Born in Cerignola, a southeastern Italian city near the Adriatic Sea, DiPinto was 3 years old when his family immigrated to South Bend, Indiana. He grew up playing basketball and earned a scholarship to Pembroke State University (now UNC Pembroke), where he majored in business and minored in French. His wife is a Bladen County native. They moved to Clinton in 1994.
Now, she runs one restaurant and he runs another. They often stay overnight in a cozy apartment above the Italian restaurant, and they share coffee on a small balcony that overlooks the courtyard of an Episcopal church.
During the dinner rush, the 6-foot-4 DiPinto, lithe and energetic at age 51, often bounds across the dining room to refill wine glasses, deliver bread, and chat with his staff and guests — ever the point guard, he pivots and zigs across the expanse of hardwood as if he’s driving through a zone defense.
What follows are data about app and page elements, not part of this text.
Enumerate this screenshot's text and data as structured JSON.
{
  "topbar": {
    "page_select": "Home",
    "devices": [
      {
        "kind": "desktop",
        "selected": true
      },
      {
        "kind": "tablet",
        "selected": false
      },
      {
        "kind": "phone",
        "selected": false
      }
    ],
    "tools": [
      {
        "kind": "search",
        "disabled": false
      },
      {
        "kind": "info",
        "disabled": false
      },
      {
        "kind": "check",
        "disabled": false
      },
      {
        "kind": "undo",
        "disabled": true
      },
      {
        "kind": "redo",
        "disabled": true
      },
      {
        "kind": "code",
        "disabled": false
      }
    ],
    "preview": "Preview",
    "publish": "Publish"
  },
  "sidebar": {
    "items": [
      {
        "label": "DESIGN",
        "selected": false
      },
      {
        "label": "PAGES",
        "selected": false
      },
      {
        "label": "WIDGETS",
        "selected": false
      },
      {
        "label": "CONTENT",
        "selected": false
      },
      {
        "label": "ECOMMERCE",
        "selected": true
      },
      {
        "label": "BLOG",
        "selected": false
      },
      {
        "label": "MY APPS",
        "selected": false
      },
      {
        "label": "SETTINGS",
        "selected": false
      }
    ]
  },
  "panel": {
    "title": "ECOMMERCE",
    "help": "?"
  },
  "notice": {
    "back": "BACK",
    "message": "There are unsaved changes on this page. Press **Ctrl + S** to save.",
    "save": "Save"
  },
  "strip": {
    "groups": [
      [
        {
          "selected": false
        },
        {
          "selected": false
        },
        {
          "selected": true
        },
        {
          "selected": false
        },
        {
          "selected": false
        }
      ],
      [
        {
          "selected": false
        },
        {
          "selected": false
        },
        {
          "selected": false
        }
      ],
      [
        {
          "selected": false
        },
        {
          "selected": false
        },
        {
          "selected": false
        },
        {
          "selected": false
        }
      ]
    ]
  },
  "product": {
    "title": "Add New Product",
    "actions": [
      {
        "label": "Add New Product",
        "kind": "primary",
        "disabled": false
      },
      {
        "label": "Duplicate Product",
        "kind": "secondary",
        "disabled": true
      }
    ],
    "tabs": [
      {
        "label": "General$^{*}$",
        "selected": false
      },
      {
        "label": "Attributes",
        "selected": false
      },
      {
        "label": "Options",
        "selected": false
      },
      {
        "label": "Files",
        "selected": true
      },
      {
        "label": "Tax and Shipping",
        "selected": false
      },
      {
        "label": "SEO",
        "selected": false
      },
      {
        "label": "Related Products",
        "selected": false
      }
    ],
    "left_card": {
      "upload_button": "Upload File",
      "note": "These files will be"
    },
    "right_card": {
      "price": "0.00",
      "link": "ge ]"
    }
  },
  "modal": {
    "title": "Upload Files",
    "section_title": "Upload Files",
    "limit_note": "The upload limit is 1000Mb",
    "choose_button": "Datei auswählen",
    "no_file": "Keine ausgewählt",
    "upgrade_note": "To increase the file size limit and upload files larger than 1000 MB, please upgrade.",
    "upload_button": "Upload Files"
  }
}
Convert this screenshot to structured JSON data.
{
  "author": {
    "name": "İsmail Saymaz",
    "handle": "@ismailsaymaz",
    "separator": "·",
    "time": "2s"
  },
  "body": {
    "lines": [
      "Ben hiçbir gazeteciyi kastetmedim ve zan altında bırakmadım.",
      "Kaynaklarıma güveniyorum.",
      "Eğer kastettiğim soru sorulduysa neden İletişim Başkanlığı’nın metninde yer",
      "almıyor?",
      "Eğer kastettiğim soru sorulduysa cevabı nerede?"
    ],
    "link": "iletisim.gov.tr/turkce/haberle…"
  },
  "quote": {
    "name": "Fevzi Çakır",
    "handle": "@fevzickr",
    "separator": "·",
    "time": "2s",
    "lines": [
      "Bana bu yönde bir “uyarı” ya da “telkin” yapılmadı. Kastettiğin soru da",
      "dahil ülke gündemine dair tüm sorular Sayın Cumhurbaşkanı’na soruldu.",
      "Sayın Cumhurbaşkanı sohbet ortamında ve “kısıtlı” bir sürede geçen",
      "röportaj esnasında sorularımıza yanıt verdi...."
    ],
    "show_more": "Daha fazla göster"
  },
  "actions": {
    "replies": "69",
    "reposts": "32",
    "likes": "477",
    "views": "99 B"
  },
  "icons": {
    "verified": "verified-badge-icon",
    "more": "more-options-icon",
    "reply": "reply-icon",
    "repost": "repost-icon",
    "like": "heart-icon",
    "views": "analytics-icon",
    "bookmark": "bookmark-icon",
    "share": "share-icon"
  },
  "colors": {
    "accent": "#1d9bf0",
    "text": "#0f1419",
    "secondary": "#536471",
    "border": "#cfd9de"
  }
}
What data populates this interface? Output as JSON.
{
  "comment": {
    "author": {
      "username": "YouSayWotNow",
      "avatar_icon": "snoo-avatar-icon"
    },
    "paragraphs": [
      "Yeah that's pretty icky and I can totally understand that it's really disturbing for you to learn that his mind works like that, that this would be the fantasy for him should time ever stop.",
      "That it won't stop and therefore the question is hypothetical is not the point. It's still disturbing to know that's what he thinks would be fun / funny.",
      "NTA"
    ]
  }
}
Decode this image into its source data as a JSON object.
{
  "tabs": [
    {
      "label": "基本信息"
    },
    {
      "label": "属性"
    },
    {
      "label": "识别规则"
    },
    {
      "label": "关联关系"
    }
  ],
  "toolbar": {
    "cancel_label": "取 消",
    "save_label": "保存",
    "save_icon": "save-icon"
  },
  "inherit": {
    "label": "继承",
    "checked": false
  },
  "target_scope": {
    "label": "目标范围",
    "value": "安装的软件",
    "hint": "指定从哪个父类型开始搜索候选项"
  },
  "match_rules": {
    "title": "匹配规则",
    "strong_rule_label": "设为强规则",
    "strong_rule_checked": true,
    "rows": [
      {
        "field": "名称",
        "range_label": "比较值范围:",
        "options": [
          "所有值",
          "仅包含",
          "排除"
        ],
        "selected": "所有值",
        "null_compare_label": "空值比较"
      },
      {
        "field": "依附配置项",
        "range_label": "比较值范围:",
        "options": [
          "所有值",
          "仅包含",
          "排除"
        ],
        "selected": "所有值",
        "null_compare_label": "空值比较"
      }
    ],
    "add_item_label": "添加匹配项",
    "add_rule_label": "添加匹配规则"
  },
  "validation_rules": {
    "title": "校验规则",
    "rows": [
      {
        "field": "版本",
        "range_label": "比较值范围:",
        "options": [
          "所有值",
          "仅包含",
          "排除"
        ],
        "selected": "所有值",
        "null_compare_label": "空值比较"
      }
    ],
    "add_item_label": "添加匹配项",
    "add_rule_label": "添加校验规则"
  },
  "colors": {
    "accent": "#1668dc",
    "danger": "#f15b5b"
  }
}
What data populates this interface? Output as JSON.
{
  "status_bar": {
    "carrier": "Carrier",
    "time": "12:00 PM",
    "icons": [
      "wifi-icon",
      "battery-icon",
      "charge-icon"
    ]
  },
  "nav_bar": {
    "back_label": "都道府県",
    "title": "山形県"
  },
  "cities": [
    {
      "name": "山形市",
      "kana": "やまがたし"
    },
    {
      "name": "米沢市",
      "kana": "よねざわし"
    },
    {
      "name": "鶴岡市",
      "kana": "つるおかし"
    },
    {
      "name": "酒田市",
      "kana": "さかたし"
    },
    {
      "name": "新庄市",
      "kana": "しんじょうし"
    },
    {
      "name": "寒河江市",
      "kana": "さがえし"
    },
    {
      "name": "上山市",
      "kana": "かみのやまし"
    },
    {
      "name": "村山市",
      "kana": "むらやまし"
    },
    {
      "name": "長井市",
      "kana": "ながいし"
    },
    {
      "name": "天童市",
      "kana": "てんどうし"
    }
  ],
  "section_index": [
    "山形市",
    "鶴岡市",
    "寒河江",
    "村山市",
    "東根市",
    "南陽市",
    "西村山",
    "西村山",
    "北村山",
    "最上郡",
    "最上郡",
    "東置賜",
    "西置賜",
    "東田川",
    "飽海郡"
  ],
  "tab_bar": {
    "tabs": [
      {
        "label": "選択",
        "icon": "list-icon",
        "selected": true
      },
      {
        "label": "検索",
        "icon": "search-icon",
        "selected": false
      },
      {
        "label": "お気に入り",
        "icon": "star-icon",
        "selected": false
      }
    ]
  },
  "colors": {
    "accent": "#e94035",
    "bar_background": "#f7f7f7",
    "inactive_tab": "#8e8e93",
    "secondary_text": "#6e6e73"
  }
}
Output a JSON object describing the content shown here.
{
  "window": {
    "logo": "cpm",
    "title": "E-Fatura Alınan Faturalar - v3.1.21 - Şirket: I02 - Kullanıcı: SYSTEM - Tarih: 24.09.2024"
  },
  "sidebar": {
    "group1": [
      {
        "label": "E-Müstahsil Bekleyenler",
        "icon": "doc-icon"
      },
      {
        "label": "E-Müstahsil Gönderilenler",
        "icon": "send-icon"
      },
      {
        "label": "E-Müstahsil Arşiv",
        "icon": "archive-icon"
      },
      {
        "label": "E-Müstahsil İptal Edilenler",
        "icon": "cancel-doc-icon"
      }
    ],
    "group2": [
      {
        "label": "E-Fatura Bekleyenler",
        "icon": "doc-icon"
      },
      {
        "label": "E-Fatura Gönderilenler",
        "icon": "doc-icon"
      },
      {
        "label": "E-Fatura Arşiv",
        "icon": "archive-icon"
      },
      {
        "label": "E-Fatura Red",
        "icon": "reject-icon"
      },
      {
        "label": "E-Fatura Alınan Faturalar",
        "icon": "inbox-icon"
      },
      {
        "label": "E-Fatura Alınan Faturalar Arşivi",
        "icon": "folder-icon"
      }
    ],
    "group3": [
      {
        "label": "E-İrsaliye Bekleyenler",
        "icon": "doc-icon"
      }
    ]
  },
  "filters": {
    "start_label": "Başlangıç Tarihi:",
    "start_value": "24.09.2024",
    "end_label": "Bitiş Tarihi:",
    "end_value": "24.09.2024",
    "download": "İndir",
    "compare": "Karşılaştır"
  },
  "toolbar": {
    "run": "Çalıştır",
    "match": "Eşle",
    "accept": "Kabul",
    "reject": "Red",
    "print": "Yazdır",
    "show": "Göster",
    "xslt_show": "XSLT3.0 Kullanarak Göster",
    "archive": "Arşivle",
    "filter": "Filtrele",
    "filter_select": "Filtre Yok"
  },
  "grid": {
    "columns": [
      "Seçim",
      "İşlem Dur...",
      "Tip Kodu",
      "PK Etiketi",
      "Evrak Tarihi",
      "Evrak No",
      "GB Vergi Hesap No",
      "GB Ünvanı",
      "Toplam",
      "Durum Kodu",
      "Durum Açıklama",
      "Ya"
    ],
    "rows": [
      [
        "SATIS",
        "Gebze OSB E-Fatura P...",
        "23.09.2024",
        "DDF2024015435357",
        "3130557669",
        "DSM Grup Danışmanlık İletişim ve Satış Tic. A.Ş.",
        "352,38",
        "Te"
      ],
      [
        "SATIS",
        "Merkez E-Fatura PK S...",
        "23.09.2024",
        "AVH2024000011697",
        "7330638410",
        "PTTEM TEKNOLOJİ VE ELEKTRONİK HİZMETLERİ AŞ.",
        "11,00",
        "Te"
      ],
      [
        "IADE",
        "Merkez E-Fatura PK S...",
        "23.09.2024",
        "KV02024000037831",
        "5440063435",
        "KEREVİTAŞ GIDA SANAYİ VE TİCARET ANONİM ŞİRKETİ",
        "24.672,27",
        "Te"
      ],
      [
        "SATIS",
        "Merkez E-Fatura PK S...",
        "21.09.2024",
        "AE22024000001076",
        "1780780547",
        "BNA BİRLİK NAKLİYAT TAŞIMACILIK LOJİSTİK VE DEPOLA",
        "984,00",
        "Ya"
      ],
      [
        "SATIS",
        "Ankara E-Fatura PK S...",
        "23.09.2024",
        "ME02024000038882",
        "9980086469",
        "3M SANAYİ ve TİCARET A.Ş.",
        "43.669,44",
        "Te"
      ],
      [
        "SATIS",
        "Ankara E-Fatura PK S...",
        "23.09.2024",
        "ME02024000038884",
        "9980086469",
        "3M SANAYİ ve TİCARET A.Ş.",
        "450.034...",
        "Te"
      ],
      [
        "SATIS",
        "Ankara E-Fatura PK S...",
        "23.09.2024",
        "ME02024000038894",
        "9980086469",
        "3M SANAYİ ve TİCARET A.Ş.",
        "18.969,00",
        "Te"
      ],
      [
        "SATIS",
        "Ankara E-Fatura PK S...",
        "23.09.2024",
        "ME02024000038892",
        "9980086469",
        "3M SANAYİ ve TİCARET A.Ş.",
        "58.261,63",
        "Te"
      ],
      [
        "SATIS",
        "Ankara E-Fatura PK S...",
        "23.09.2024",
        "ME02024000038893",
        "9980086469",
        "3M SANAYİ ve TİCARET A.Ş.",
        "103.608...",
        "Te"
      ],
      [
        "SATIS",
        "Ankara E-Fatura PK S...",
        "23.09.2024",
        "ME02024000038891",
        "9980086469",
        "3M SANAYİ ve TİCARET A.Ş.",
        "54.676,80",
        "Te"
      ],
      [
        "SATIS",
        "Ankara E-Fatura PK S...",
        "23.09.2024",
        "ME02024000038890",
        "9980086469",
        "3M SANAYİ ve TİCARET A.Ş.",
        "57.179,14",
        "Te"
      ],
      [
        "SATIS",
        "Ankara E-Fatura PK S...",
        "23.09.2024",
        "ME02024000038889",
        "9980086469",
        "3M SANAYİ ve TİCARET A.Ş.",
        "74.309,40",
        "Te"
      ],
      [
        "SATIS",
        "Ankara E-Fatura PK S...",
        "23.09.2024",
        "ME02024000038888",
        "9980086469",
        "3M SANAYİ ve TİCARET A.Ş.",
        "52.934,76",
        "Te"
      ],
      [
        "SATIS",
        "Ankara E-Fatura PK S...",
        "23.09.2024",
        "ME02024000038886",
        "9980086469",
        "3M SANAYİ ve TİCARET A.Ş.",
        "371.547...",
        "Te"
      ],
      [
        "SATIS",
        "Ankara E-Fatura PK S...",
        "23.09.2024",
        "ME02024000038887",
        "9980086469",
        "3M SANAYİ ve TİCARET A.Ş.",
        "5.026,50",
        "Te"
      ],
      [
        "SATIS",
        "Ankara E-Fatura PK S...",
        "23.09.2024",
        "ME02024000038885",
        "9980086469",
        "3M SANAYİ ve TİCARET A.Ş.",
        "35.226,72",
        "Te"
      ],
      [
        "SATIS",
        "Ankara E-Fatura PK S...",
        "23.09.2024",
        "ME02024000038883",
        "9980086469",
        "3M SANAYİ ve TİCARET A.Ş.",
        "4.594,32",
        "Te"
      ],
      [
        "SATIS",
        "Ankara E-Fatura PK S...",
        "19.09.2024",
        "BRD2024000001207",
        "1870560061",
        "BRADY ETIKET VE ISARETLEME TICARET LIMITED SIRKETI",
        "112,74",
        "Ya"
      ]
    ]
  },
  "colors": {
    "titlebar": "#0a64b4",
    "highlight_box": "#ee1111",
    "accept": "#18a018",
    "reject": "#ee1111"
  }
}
In a way, he is.
“My sports background has served me in so many areas of my career,” he says. “This is a release. I work in a high-energy, high-stress job,” he adds, referring to his career in finance. “To me, the energy in a restaurant is therapeutic.”
And he’s learned some lessons about cooking. When he stops by a table to promote the evening’s desserts, he proudly announces, “I made a cheesecake. I made a key lime pie. I made an amaretto bread pudding.”
Word of the restaurant has spread. Because Clinton is the halfway point on a drive from Raleigh to Wilmington, out-of-towners often detour from the interstate and stop in for the shrimp and polenta, cannelloni, and brick-fired pizza.
“One of the most rewarding comments we hear — and it happens all the time — is, ‘We never would’ve thought we’d find a place like this in Clinton,’” he says. “It makes me say to myself, ‘We nailed that experience. The next time has to be the same. Don’t rest.’ This town can support a nice Italian restaurant that’s authentic.”
Alfredo’s Ristorante Italiano
101 Wall Street, Clinton, NC 28328
(910) 592-1657, alfredosofclinton.com